*Exercise brief:* Output the data exactly, with every line intact.

*** Data for the task ***

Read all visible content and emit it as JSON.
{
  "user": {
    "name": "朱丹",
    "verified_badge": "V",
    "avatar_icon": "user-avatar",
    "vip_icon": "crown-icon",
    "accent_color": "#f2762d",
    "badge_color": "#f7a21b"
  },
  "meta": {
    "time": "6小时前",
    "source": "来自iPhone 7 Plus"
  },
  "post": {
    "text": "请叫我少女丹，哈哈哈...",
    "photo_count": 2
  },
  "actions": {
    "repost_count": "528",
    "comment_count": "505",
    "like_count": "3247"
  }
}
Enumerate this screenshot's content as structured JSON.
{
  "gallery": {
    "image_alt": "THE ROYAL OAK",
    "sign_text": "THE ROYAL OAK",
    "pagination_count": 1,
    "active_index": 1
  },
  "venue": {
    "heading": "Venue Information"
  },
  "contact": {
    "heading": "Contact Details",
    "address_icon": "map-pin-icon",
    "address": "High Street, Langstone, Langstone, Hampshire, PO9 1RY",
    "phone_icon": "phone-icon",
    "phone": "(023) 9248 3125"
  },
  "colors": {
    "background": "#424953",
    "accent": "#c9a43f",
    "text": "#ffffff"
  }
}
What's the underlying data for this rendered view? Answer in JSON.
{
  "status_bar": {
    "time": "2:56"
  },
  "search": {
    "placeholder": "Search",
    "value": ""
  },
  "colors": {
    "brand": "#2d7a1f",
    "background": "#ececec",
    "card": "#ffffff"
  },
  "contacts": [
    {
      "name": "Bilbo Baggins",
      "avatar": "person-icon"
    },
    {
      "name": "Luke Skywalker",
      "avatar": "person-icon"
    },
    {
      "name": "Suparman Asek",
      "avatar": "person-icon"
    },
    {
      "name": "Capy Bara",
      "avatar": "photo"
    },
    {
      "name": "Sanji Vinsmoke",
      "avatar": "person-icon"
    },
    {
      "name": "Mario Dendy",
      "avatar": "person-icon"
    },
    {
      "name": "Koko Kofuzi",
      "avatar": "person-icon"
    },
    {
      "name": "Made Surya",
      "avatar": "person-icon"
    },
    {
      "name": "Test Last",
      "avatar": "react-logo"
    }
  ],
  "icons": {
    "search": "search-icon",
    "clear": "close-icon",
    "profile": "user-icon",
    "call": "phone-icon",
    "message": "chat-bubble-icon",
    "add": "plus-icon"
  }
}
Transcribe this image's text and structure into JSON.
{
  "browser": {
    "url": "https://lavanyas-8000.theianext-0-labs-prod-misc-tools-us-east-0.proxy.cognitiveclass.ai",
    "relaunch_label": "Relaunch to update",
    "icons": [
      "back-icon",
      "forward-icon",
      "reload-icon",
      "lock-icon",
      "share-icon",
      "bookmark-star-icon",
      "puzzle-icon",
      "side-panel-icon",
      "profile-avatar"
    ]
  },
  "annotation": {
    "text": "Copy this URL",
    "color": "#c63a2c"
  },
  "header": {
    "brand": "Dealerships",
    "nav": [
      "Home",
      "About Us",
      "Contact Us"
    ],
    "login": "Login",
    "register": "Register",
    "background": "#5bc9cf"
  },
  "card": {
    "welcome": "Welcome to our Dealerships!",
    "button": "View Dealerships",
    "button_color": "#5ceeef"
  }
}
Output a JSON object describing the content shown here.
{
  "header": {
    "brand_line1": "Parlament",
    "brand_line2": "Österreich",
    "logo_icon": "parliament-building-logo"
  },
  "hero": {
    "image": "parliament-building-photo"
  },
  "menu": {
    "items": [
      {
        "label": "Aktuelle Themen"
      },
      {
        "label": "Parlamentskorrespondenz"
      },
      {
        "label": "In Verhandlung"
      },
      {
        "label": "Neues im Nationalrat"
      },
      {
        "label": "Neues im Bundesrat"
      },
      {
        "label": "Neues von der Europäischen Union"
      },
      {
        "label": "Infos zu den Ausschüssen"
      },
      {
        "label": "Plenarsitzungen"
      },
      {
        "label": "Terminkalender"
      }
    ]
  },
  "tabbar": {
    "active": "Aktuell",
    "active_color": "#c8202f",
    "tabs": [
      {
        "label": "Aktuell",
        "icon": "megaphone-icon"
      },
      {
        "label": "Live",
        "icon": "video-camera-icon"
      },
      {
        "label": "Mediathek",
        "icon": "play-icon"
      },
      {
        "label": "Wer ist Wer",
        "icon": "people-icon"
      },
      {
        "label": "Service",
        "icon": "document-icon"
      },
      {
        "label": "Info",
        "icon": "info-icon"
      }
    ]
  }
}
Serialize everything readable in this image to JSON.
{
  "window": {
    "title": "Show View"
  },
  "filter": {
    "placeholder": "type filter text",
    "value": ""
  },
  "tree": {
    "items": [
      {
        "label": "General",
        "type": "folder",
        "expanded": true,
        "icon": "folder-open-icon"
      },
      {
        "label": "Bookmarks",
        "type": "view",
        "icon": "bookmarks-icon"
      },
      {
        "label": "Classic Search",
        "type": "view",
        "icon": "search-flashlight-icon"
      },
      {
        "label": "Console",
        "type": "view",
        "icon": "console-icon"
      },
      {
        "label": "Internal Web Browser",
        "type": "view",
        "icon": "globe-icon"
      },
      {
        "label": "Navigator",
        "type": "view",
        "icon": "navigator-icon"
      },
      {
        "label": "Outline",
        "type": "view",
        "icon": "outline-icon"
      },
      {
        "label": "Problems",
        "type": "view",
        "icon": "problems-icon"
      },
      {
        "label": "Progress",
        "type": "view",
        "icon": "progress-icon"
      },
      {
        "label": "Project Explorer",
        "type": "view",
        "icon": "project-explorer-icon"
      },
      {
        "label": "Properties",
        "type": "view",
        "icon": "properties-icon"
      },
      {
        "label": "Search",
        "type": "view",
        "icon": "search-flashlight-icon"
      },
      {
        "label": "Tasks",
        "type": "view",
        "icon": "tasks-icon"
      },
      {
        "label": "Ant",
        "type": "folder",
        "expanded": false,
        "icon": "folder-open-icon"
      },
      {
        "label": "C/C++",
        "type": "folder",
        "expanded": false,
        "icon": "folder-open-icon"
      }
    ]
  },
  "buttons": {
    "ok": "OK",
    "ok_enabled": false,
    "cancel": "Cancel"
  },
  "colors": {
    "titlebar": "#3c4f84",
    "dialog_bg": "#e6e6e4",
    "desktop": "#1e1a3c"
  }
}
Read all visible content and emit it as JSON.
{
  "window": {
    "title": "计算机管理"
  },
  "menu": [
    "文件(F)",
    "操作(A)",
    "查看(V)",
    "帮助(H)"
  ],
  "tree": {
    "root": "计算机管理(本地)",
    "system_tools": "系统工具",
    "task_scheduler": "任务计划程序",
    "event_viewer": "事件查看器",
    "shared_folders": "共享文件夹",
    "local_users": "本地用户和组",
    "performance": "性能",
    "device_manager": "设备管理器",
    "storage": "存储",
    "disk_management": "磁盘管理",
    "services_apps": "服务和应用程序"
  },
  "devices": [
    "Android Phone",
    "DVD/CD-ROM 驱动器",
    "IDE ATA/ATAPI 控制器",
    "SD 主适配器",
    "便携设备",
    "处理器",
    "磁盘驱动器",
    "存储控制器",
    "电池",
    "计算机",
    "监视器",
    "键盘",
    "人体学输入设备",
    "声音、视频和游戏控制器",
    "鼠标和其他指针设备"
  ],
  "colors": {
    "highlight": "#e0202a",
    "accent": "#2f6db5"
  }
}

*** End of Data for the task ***

*Solution:*
Read all visible content and emit it as JSON.
{
  "user": {
    "name": "朱丹",
    "verified_badge": "V",
    "avatar_icon": "user-avatar",
    "vip_icon": "crown-icon",
    "accent_color": "#f2762d",
    "badge_color": "#f7a21b"
  },
  "meta": {
    "time": "6小时前",
    "source": "来自iPhone 7 Plus"
  },
  "post": {
    "text": "请叫我少女丹，哈哈哈...",
    "photo_count": 2
  },
  "actions": {
    "repost_count": "528",
    "comment_count": "505",
    "like_count": "3247"
  }
}
Enumerate this screenshot's content as structured JSON.
{
  "gallery": {
    "image_alt": "THE ROYAL OAK",
    "sign_text": "THE ROYAL OAK",
    "pagination_count": 1,
    "active_index": 1
  },
  "venue": {
    "heading": "Venue Information"
  },
  "contact": {
    "heading": "Contact Details",
    "address_icon": "map-pin-icon",
    "address": "High Street, Langstone, Langstone, Hampshire, PO9 1RY",
    "phone_icon": "phone-icon",
    "phone": "(023) 9248 3125"
  },
  "colors": {
    "background": "#424953",
    "accent": "#c9a43f",
    "text": "#ffffff"
  }
}
What's the underlying data for this rendered view? Answer in JSON.
{
  "status_bar": {
    "time": "2:56"
  },
  "search": {
    "placeholder": "Search",
    "value": ""
  },
  "colors": {
    "brand": "#2d7a1f",
    "background": "#ececec",
    "card": "#ffffff"
  },
  "contacts": [
    {
      "name": "Bilbo Baggins",
      "avatar": "person-icon"
    },
    {
      "name": "Luke Skywalker",
      "avatar": "person-icon"
    },
    {
      "name": "Suparman Asek",
      "avatar": "person-icon"
    },
    {
      "name": "Capy Bara",
      "avatar": "photo"
    },
    {
      "name": "Sanji Vinsmoke",
      "avatar": "person-icon"
    },
    {
      "name": "Mario Dendy",
      "avatar": "person-icon"
    },
    {
      "name": "Koko Kofuzi",
      "avatar": "person-icon"
    },
    {
      "name": "Made Surya",
      "avatar": "person-icon"
    },
    {
      "name": "Test Last",
      "avatar": "react-logo"
    }
  ],
  "icons": {
    "search": "search-icon",
    "clear": "close-icon",
    "profile": "user-icon",
    "call": "phone-icon",
    "message": "chat-bubble-icon",
    "add": "plus-icon"
  }
}
Transcribe this image's text and structure into JSON.
{
  "browser": {
    "url": "https://lavanyas-8000.theianext-0-labs-prod-misc-tools-us-east-0.proxy.cognitiveclass.ai",
    "relaunch_label": "Relaunch to update",
    "icons": [
      "back-icon",
      "forward-icon",
      "reload-icon",
      "lock-icon",
      "share-icon",
      "bookmark-star-icon",
      "puzzle-icon",
      "side-panel-icon",
      "profile-avatar"
    ]
  },
  "annotation": {
    "text": "Copy this URL",
    "color": "#c63a2c"
  },
  "header": {
    "brand": "Dealerships",
    "nav": [
      "Home",
      "About Us",
      "Contact Us"
    ],
    "login": "Login",
    "register": "Register",
    "background": "#5bc9cf"
  },
  "card": {
    "welcome": "Welcome to our Dealerships!",
    "button": "View Dealerships",
    "button_color": "#5ceeef"
  }
}
Output a JSON object describing the content shown here.
{
  "header": {
    "brand_line1": "Parlament",
    "brand_line2": "Österreich",
    "logo_icon": "parliament-building-logo"
  },
  "hero": {
    "image": "parliament-building-photo"
  },
  "menu": {
    "items": [
      {
        "label": "Aktuelle Themen"
      },
      {
        "label": "Parlamentskorrespondenz"
      },
      {
        "label": "In Verhandlung"
      },
      {
        "label": "Neues im Nationalrat"
      },
      {
        "label": "Neues im Bundesrat"
      },
      {
        "label": "Neues von der Europäischen Union"
      },
      {
        "label": "Infos zu den Ausschüssen"
      },
      {
        "label": "Plenarsitzungen"
      },
      {
        "label": "Terminkalender"
      }
    ]
  },
  "tabbar": {
    "active": "Aktuell",
    "active_color": "#c8202f",
    "tabs": [
      {
        "label": "Aktuell",
        "icon": "megaphone-icon"
      },
      {
        "label": "Live",
        "icon": "video-camera-icon"
      },
      {
        "label": "Mediathek",
        "icon": "play-icon"
      },
      {
        "label": "Wer ist Wer",
        "icon": "people-icon"
      },
      {
        "label": "Service",
        "icon": "document-icon"
      },
      {
        "label": "Info",
        "icon": "info-icon"
      }
    ]
  }
}
Serialize everything readable in this image to JSON.
{
  "window": {
    "title": "Show View"
  },
  "filter": {
    "placeholder": "type filter text",
    "value": ""
  },
  "tree": {
    "items": [
      {
        "label": "General",
        "type": "folder",
        "expanded": true,
        "icon": "folder-open-icon"
      },
      {
        "label": "Bookmarks",
        "type": "view",
        "icon": "bookmarks-icon"
      },
      {
        "label": "Classic Search",
        "type": "view",
        "icon": "search-flashlight-icon"
      },
      {
        "label": "Console",
        "type": "view",
        "icon": "console-icon"
      },
      {
        "label": "Internal Web Browser",
        "type": "view",
        "icon": "globe-icon"
      },
      {
        "label": "Navigator",
        "type": "view",
        "icon": "navigator-icon"
      },
      {
        "label": "Outline",
        "type": "view",
        "icon": "outline-icon"
      },
      {
        "label": "Problems",
        "type": "view",
        "icon": "problems-icon"
      },
      {
        "label": "Progress",
        "type": "view",
        "icon": "progress-icon"
      },
      {
        "label": "Project Explorer",
        "type": "view",
        "icon": "project-explorer-icon"
      },
      {
        "label": "Properties",
        "type": "view",
        "icon": "properties-icon"
      },
      {
        "label": "Search",
        "type": "view",
        "icon": "search-flashlight-icon"
      },
      {
        "label": "Tasks",
        "type": "view",
        "icon": "tasks-icon"
      },
      {
        "label": "Ant",
        "type": "folder",
        "expanded": false,
        "icon": "folder-open-icon"
      },
      {
        "label": "C/C++",
        "type": "folder",
        "expanded": false,
        "icon": "folder-open-icon"
      }
    ]
  },
  "buttons": {
    "ok": "OK",
    "ok_enabled": false,
    "cancel": "Cancel"
  },
  "colors": {
    "titlebar": "#3c4f84",
    "dialog_bg": "#e6e6e4",
    "desktop": "#1e1a3c"
  }
}
Read all visible content and emit it as JSON.
{
  "window": {
    "title": "计算机管理"
  },
  "menu": [
    "文件(F)",
    "操作(A)",
    "查看(V)",
    "帮助(H)"
  ],
  "tree": {
    "root": "计算机管理(本地)",
    "system_tools": "系统工具",
    "task_scheduler": "任务计划程序",
    "event_viewer": "事件查看器",
    "shared_folders": "共享文件夹",
    "local_users": "本地用户和组",
    "performance": "性能",
    "device_manager": "设备管理器",
    "storage": "存储",
    "disk_management": "磁盘管理",
    "services_apps": "服务和应用程序"
  },
  "devices": [
    "Android Phone",
    "DVD/CD-ROM 驱动器",
    "IDE ATA/ATAPI 控制器",
    "SD 主适配器",
    "便携设备",
    "处理器",
    "磁盘驱动器",
    "存储控制器",
    "电池",
    "计算机",
    "监视器",
    "键盘",
    "人体学输入设备",
    "声音、视频和游戏控制器",
    "鼠标和其他指针设备"
  ],
  "colors": {
    "highlight": "#e0202a",
    "accent": "#2f6db5"
  }
}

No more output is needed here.